Which lines of the records below contain the word "gear"? Copy each of them out.
*** SUPPLIED MATERIAL ***
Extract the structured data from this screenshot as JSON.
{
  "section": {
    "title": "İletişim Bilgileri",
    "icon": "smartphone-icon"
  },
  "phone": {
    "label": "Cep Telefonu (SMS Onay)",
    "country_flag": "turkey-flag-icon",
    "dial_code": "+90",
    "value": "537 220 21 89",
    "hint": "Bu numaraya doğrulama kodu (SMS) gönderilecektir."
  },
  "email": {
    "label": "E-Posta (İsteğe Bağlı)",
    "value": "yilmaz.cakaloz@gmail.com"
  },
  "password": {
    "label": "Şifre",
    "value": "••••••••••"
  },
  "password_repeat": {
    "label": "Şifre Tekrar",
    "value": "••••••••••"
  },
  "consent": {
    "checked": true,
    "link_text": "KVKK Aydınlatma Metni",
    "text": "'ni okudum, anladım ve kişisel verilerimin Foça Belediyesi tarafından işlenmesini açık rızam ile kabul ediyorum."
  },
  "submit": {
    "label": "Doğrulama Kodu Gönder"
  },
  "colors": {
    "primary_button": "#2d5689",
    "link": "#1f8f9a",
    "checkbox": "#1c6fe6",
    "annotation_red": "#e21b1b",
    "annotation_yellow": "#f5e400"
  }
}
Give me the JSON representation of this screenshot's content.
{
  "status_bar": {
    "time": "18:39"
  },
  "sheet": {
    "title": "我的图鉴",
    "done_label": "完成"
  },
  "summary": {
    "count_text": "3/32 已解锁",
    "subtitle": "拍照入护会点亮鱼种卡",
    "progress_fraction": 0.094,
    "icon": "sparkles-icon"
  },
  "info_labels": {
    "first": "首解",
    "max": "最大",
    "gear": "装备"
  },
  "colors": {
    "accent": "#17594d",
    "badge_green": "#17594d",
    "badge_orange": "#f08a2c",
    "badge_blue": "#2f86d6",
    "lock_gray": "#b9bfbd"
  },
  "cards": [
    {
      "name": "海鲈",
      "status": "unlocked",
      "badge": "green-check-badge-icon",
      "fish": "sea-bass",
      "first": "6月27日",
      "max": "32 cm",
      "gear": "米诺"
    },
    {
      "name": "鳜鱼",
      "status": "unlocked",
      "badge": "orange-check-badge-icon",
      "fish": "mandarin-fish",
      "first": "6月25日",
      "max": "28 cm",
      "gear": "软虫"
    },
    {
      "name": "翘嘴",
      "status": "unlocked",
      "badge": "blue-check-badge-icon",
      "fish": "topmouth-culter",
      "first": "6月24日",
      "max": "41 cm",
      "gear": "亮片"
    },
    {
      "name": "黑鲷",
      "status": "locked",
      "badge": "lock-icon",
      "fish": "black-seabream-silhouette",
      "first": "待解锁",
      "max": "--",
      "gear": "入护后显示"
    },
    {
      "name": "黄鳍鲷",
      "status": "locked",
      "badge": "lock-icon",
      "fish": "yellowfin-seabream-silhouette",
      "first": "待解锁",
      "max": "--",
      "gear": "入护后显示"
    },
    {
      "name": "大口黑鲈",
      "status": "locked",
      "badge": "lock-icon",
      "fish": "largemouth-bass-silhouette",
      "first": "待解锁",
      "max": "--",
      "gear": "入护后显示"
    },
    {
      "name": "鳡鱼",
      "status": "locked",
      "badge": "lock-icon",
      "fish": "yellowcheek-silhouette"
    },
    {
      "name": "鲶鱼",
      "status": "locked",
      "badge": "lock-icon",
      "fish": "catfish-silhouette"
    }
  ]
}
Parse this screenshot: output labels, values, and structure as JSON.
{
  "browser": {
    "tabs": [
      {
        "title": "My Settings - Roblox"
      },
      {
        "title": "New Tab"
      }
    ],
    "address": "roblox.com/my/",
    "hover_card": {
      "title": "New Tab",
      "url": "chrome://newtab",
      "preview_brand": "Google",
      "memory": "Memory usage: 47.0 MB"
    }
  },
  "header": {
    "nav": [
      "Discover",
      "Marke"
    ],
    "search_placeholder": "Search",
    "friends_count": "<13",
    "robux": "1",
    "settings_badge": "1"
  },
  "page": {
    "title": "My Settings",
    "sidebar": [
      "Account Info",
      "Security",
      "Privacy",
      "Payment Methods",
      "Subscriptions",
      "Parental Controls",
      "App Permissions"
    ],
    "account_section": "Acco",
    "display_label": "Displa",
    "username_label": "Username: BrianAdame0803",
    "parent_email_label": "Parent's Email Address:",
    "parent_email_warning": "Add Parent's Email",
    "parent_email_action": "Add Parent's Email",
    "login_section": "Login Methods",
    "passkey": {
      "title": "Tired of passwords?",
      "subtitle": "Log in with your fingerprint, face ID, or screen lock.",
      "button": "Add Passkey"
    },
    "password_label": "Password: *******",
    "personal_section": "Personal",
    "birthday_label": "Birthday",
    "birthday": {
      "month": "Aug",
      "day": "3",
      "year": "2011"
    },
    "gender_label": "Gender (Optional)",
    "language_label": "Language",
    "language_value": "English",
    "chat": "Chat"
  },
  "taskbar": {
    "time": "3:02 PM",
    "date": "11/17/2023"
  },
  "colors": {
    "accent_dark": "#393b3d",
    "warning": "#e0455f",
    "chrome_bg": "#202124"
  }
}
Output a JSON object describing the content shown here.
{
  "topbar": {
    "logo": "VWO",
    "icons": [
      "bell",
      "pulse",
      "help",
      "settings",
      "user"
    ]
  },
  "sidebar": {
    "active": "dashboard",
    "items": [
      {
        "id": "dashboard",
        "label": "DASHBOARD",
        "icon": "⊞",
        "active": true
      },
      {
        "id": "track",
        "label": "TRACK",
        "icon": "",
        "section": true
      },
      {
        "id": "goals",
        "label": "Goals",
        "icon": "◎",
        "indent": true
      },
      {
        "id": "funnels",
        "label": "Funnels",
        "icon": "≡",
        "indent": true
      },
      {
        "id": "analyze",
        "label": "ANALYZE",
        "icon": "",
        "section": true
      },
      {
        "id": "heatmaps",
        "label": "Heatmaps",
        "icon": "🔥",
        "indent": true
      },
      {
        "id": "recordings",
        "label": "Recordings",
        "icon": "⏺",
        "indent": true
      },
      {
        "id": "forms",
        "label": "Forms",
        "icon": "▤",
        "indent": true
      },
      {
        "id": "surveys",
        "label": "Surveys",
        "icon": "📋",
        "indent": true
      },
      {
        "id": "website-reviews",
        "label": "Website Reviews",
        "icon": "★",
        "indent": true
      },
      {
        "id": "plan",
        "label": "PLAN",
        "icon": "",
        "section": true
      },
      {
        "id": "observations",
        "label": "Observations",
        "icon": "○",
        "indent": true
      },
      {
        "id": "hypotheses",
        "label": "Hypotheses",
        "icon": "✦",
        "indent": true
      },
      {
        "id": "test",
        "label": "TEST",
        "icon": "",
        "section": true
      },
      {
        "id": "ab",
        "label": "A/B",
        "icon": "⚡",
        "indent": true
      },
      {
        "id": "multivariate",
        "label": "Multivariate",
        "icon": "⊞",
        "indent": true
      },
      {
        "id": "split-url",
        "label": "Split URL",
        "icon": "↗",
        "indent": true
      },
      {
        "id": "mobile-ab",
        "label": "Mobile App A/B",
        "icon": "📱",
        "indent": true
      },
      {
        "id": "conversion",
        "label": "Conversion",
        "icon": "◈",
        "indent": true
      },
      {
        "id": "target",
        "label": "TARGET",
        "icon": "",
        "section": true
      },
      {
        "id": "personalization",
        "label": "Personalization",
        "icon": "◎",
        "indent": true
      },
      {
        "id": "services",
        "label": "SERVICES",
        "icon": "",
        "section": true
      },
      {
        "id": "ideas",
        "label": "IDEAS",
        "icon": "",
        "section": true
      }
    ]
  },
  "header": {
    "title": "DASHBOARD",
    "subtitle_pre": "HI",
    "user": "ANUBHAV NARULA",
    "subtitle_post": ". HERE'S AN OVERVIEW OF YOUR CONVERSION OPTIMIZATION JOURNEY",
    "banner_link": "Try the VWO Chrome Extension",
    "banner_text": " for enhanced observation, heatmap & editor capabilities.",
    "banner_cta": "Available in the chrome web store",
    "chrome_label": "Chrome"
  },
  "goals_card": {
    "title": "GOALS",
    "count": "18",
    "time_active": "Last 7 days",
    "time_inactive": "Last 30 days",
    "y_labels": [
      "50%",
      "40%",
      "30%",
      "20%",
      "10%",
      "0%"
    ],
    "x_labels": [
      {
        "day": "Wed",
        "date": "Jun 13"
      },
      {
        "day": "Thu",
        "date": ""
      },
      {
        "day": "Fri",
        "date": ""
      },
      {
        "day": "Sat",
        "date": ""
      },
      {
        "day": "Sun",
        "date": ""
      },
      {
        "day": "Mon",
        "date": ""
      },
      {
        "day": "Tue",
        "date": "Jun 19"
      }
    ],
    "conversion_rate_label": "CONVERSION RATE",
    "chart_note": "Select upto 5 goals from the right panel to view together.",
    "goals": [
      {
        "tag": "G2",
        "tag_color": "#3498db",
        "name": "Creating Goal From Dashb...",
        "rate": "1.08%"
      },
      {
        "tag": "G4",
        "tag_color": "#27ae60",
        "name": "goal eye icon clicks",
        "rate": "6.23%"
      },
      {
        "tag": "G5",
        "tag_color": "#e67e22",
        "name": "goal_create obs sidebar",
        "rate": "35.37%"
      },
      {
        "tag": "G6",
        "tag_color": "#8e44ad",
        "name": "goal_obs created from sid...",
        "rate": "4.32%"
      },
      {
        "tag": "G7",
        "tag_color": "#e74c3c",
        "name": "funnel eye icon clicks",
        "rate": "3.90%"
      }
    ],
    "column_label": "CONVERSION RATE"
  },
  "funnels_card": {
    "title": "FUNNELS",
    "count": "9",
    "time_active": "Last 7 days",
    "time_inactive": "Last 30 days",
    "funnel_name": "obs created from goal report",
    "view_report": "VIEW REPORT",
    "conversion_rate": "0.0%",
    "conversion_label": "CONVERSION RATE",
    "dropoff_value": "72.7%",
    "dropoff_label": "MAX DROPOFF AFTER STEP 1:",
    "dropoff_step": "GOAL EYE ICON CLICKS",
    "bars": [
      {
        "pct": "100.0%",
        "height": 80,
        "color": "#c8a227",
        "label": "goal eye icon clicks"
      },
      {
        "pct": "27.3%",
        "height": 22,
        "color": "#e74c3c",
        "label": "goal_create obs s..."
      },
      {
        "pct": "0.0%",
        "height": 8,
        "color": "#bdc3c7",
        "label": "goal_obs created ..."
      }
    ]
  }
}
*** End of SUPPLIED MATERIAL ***
> [ANSWER SPACE]:
    "gear": "装备"
      "gear": "米诺"
      "gear": "软虫"
      "gear": "亮片"
      "gear": "入护后显示"
      "gear": "入护后显示"
      "gear": "入护后显示"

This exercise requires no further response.